# Exercise directions:
Scan the records for the string "offset"; copy each line where it occurs.

[Data records for software interfaces]
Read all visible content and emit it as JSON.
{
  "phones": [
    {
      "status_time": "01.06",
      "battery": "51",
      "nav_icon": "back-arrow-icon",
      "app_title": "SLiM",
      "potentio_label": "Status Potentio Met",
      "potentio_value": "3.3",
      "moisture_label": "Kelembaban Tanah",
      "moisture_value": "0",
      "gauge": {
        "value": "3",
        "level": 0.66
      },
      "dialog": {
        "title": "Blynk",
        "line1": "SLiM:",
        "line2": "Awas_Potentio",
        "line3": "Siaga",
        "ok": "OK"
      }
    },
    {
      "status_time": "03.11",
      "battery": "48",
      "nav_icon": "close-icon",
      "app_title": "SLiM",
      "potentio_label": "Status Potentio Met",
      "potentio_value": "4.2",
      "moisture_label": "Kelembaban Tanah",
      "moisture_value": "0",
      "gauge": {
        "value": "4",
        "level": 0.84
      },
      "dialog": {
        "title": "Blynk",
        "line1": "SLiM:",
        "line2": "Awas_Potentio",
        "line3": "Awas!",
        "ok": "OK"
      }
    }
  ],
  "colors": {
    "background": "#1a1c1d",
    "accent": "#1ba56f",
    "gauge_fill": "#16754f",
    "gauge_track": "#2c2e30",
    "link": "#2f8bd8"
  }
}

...

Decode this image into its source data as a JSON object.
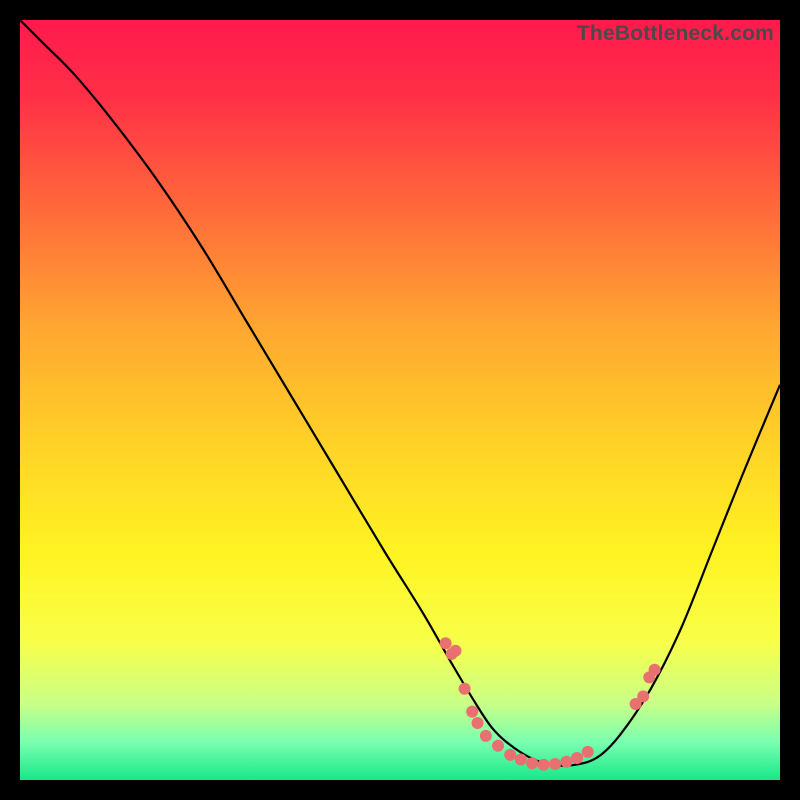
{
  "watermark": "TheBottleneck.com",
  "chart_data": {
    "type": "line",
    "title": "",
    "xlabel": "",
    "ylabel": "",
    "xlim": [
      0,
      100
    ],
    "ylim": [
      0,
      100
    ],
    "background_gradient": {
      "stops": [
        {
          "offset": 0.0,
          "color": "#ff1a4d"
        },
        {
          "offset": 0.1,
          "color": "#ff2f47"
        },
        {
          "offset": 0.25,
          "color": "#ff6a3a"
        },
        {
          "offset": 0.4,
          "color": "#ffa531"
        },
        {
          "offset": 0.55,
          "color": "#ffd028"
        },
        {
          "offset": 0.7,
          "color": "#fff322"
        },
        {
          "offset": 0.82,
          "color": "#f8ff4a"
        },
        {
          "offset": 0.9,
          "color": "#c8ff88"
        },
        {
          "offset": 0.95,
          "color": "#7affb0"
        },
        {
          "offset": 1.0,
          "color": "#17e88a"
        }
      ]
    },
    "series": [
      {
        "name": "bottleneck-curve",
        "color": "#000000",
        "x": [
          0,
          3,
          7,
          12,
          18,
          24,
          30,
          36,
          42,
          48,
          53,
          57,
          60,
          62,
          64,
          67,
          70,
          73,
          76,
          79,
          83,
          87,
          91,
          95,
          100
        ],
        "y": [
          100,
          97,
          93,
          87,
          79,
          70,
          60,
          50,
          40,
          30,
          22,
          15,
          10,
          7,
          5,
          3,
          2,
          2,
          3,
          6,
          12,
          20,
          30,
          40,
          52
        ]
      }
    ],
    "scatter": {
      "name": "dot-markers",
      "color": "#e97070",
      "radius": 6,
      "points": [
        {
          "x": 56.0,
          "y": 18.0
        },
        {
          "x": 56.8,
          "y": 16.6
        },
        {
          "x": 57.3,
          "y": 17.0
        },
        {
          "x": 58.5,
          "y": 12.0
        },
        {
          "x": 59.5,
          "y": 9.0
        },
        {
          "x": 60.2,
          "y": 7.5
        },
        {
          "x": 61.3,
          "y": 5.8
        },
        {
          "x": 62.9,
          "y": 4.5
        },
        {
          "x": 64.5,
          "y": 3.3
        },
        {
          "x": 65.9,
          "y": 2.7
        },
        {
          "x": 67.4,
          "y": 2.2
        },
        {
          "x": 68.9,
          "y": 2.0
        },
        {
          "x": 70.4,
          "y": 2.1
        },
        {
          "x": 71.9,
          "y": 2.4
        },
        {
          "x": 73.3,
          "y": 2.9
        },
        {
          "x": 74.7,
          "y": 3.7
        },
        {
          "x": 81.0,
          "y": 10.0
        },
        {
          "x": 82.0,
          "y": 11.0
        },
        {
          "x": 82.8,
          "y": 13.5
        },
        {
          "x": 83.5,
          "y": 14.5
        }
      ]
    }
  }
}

# Your response:
          "offset": 0.0,
          "offset": 0.1,
          "offset": 0.25,
          "offset": 0.4,
          "offset": 0.55,
          "offset": 0.7,
          "offset": 0.82,
          "offset": 0.9,
          "offset": 0.95,
          "offset": 1.0,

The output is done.